The University of New South Wales (Canberra) launched its first miniature satellite into orbit from the US, achieving an important milestone for Australia’s space sector.
The Buccaneer cube satellite, developed by Defence Science Technology Group and UNSW, was launched from Vandenberg Air Force Base in California on a Delta-II rocket, and communications have now been established.
Minister for Defence Marise Payne congratulated the team on the successful launch.
"Small, low-cost satellites like Buccaneer provide a unique opportunity to support Australian Defence Force capabilities and to rejuvenate Australian space research," Minister Payne said.
"Buccaneer is designed to improve understanding of the outer atmosphere, in particular the ionosphere, which plays a key role in Australia’s world-leading over-the-horizon radar capability."
Buccaneer’s first mission is to test key technologies in preparation for the main mission in a few years when it will perform calibration activities for the Jindalee Operational Radar Network.
Over the next few weeks and months the spacecraft will undergo operations to check and commission its systems before undertaking its risk mitigation activities and experiments in early 2018.
UNSW Canberra Space director Professor Russell Boyce said, "Being able to avoid collisions in space is essential if we are to safeguard the space-based technologies upon which society depends. Our cubesats will play an important role in gathering data for this research, among other outcomes such as demonstrating space-based capability ranging from remote sensing to ultra-secure quantum communications."
Buccaneer is one of five funded spacecraft, and a further three in early development, at UNSW Canberra Space, a flagship program established with a $10 million internal investment.
"With a team of over 40 space engineers, scientists and PhD students, we have the in-house ability and capacity to conceive, develop and fly innovative space missions with our own hands, supported by world-class space research, rather than relying on others," said Professor Boyce.
"It’s about building a sustainable domestic space capability with affordable methods of delivery."
UNSW Canberra rector Professor Michael Frater added, "What we’re seeing now, throughout government, is an understanding that it is critically important for Australia to operate in space, both from a security point of view and economically.
"We want Australia to have a really vibrant space industry.

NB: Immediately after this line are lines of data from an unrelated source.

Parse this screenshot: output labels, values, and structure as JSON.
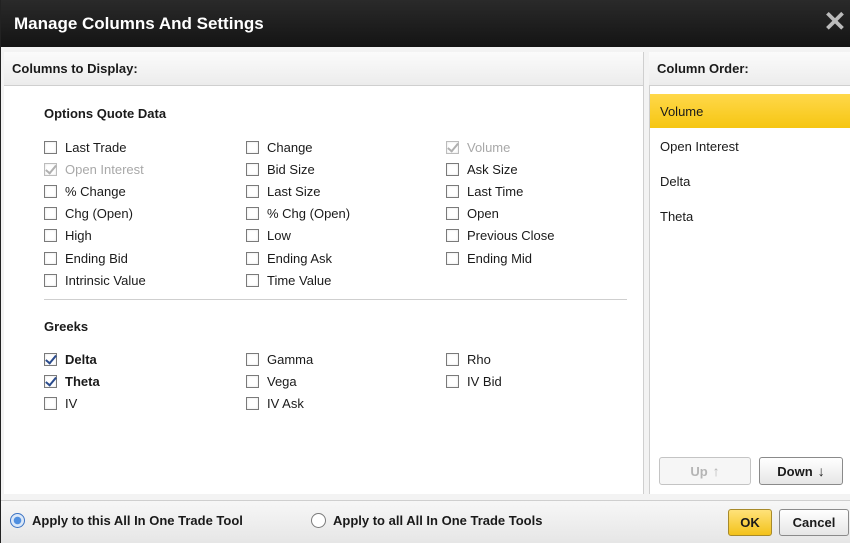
{
  "dialog": {
    "title": "Manage Columns And Settings",
    "close_glyph": "✕"
  },
  "left_panel": {
    "header": "Columns to Display:",
    "sections": [
      {
        "title": "Options Quote Data",
        "columns": [
          [
            {
              "label": "Last Trade",
              "checked": false,
              "disabled": false
            },
            {
              "label": "Open Interest",
              "checked": true,
              "disabled": true
            },
            {
              "label": "% Change",
              "checked": false,
              "disabled": false
            },
            {
              "label": "Chg (Open)",
              "checked": false,
              "disabled": false
            },
            {
              "label": "High",
              "checked": false,
              "disabled": false
            },
            {
              "label": "Ending Bid",
              "checked": false,
              "disabled": false
            },
            {
              "label": "Intrinsic Value",
              "checked": false,
              "disabled": false
            }
          ],
          [
            {
              "label": "Change",
              "checked": false,
              "disabled": false
            },
            {
              "label": "Bid Size",
              "checked": false,
              "disabled": false
            },
            {
              "label": "Last Size",
              "checked": false,
              "disabled": false
            },
            {
              "label": "% Chg (Open)",
              "checked": false,
              "disabled": false
            },
            {
              "label": "Low",
              "checked": false,
              "disabled": false
            },
            {
              "label": "Ending Ask",
              "checked": false,
              "disabled": false
            },
            {
              "label": "Time Value",
              "checked": false,
              "disabled": false
            }
          ],
          [
            {
              "label": "Volume",
              "checked": true,
              "disabled": true
            },
            {
              "label": "Ask Size",
              "checked": false,
              "disabled": false
            },
            {
              "label": "Last Time",
              "checked": false,
              "disabled": false
            },
            {
              "label": "Open",
              "checked": false,
              "disabled": false
            },
            {
              "label": "Previous Close",
              "checked": false,
              "disabled": false
            },
            {
              "label": "Ending Mid",
              "checked": false,
              "disabled": false
            }
          ]
        ]
      },
      {
        "title": "Greeks",
        "columns": [
          [
            {
              "label": "Delta",
              "checked": true,
              "disabled": false
            },
            {
              "label": "Theta",
              "checked": true,
              "disabled": false
            },
            {
              "label": "IV",
              "checked": false,
              "disabled": false
            }
          ],
          [
            {
              "label": "Gamma",
              "checked": false,
              "disabled": false
            },
            {
              "label": "Vega",
              "checked": false,
              "disabled": false
            },
            {
              "label": "IV Ask",
              "checked": false,
              "disabled": false
            }
          ],
          [
            {
              "label": "Rho",
              "checked": false,
              "disabled": false
            },
            {
              "label": "IV Bid",
              "checked": false,
              "disabled": false
            }
          ]
        ]
      }
    ]
  },
  "right_panel": {
    "header": "Column Order:",
    "items": [
      {
        "label": "Volume",
        "selected": true
      },
      {
        "label": "Open Interest",
        "selected": false
      },
      {
        "label": "Delta",
        "selected": false
      },
      {
        "label": "Theta",
        "selected": false
      }
    ],
    "up_label": "Up",
    "up_arrow": "↑",
    "up_disabled": true,
    "down_label": "Down",
    "down_arrow": "↓"
  },
  "footer": {
    "radio_this": "Apply to this All In One Trade Tool",
    "radio_this_checked": true,
    "radio_all": "Apply to all All In One Trade Tools",
    "radio_all_checked": false,
    "ok_label": "OK",
    "cancel_label": "Cancel"
  },
  "colors": {
    "titlebar": "#1c1c1c",
    "selected_row": "#f8cc1f",
    "ok_button": "#f3c21a"
  }
}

It makes sense for Australia to play niche roles and benefit from the innovation, spin offs and export dollars that come with it."
Minister Payne said the 2016 Defence White Paper highlights space research and space-based systems as an important part of Australia’s Defence capability and national security.
"The government will invest significantly in space-related projects for Defence over the next two decades and it has made a commitment to establish a national space agency to drive Australia’s involvement in space," Minister Payne said.
The successful launch of the Buccaneer cube satellite coincides with the 50th anniversary of Australia’s first satellite, the Weapons Research Establishment Satellite (WRESAT).